Old English Sheepdog
Once a common sight around the UK, the Old English Sheepdog (OES) is now classed as a ‘vulnerable’ breed due to a drastic decline in its popularity. This iconically British dog is a keen herder; it has proven itself a faithful and talented working companion for many years. The OES is recognisable for its shuffling gait and is often referred to as the ‘Bobtail’ because, traditionally, the breed’s tail was docked for working. These good-natured dogs can make wonderful family pets for owners who aren’t put off by the famous shaggy coat!
The OES isn’t a particularly old breed, having fairly recent roots that can be traced to the 18th Century. The breed came about from crosses of dogs used for cattle droving, but its exact ancestry is not exactly known. It has become popular in the show ring, and these days is often found enjoying family life, rather than being a working dog.
- Trainable and obedient
- Excellent herding dog
- Friendly and good natured
- Requires dedicated coat care
- Needs a lot of exercise
- Can be stubborn
Properly trained and socialised, the Old English Sheepdog can fit happily into family life with children and other pets. It’s as happy on the sofa as it is out on a romp in the countryside, so, as long as its exercise needs are met, the breed makes a great family pet. Out and about, they do enjoy some stimulation with games, and their intelligent, trainable nature makes them wonderful companions for agility.
- Ideal for active individuals, couples or families
- Ideal working dog on a farm
A family looking for a good-natured dog could find their match in an Old English Sheepdog, but they must be prepared to provide proper training, plenty of exercise and dedicate time to caring for its coat.
Breed care advice
The coat is probably the main issue when it comes to caring for an Old English. It doesn’t have to be a huge amount of work, but it can’t be left to its own devices! Ideally, these dogs should be brushed daily or every other day as a minimum – it’s surprising how quickly knots and matts can form in the fur. Owing to its length, and the propensity of these dogs to get pretty grubby out on their walks, it’s a good idea to schedule a monthly bath. Keeping the coat trimmed is a good idea in the summer months, to help keep them cool, and make the coat more manageable.
Known health problems
Although the OES tends to be a dog that generally has good health, it’s important to be aware of a few conditions that the breed is known to be susceptible to.
It’s obvious that good coat care is important to keep these dogs looking their best, but the shaggy coat can also hide wounds, as well as skin and eye problems. Regular grooming sessions are helpful to these dogs, to make sure nothing untoward is hiding under that fur. The hairs around the eyes should be kept trimmed to avoid them becoming matted up and sore.
- Hereditary eye conditions – in the OES, hereditary cataracts may form at some point after birth. They can lead to vision loss and eventual blindness, requiring invasive surgery to remove in an attempt to restore vision
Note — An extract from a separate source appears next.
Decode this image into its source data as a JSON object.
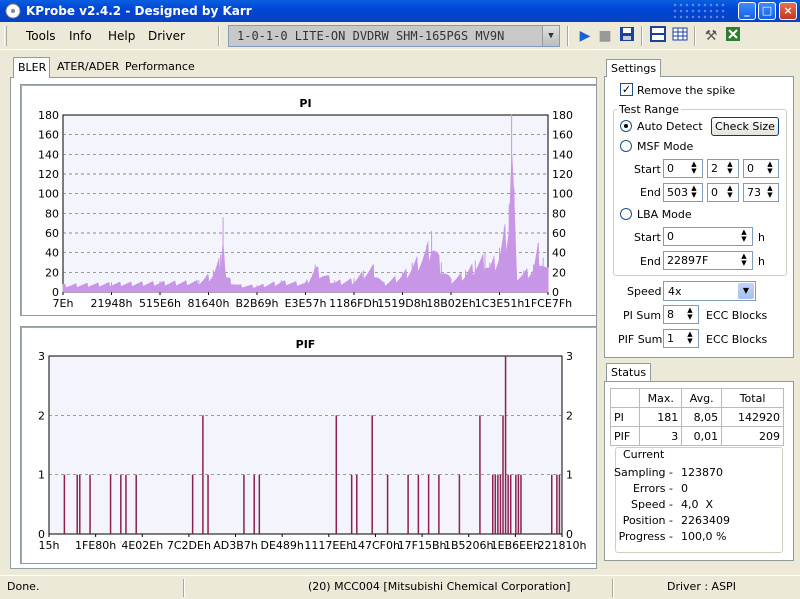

- Immune-mediated thrombocytopaenia – antibodies are produced against the body’s own platelets. This leads to platelet destruction, causing platelet numbers to fall too low. It can cause excess bleeding or bruising, and requires immunosuppressive medication to treat
- Hypothyroidism – Old English Sheepdogs are overrepresented amongst dogs with hypothyroidism. Antibodies are produced against the dog’s thyroid gland, damaging it and leading to signs of hypothyroidism (including lethargy, low body temperature, weight gain, skin changes and hair loss). Affected dogs are treated with medication to replace the depleted thyroid hormone levels
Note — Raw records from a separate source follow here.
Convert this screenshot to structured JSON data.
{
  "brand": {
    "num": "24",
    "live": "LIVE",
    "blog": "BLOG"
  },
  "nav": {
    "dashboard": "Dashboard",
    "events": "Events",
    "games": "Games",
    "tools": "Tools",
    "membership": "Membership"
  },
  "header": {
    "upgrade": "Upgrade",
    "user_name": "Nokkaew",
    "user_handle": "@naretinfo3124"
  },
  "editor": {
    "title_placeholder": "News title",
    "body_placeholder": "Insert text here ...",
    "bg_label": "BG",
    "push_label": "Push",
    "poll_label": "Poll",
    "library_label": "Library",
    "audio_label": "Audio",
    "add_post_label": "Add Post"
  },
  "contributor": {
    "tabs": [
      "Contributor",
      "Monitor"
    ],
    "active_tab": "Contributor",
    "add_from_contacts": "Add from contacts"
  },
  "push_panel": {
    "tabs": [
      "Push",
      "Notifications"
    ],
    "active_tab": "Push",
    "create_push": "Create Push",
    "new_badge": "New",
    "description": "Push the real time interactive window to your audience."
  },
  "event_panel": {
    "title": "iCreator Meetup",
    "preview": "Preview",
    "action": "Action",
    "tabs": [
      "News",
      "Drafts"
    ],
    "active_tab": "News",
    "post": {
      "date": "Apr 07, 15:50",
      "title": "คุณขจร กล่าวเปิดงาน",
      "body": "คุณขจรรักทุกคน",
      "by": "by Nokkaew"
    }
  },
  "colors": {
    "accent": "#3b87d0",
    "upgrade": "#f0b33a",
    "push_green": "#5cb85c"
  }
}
- Cerebellar cortical degeneration – this is a rare, hereditary condition that causes degeneration of neurological tissue, leading to signs like abnormal gait (ataxia), tremors and neurological deficits.
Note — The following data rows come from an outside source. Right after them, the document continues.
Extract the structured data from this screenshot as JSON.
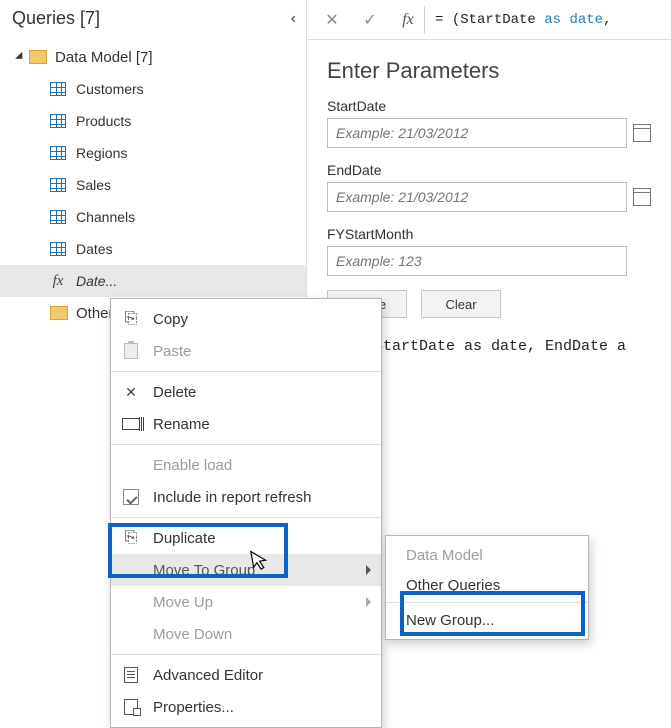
{
  "queries_panel": {
    "title": "Queries [7]",
    "folder_label": "Data Model [7]",
    "items": {
      "customers": "Customers",
      "products": "Products",
      "regions": "Regions",
      "sales": "Sales",
      "channels": "Channels",
      "dates": "Dates",
      "date_fn": "Date...",
      "other": "Other"
    }
  },
  "formula_bar": {
    "eq": "=",
    "open": "(",
    "ident1": "StartDate",
    "kw_as": "as",
    "kw_date": "date",
    "tail": ","
  },
  "params": {
    "title": "Enter Parameters",
    "start_label": "StartDate",
    "start_placeholder": "Example: 21/03/2012",
    "end_label": "EndDate",
    "end_placeholder": "Example: 21/03/2012",
    "fy_label": "FYStartMonth",
    "fy_placeholder": "Example: 123",
    "invoke": "Invoke",
    "clear": "Clear"
  },
  "snippet": {
    "text": "ion (StartDate as date, EndDate a"
  },
  "context_menu": {
    "copy": "Copy",
    "paste": "Paste",
    "delete": "Delete",
    "rename": "Rename",
    "enable_load": "Enable load",
    "include_refresh": "Include in report refresh",
    "duplicate": "Duplicate",
    "move_to_group": "Move To Group",
    "move_up": "Move Up",
    "move_down": "Move Down",
    "advanced_editor": "Advanced Editor",
    "properties": "Properties..."
  },
  "submenu": {
    "data_model": "Data Model",
    "other_queries": "Other Queries",
    "new_group": "New Group..."
  }
}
- Like so many big dogs, they are also at increased risk of joint conditions, including osteochondrosis of the shoulder and hip dysplasia.
Lead author: Yvette Bell MRCVS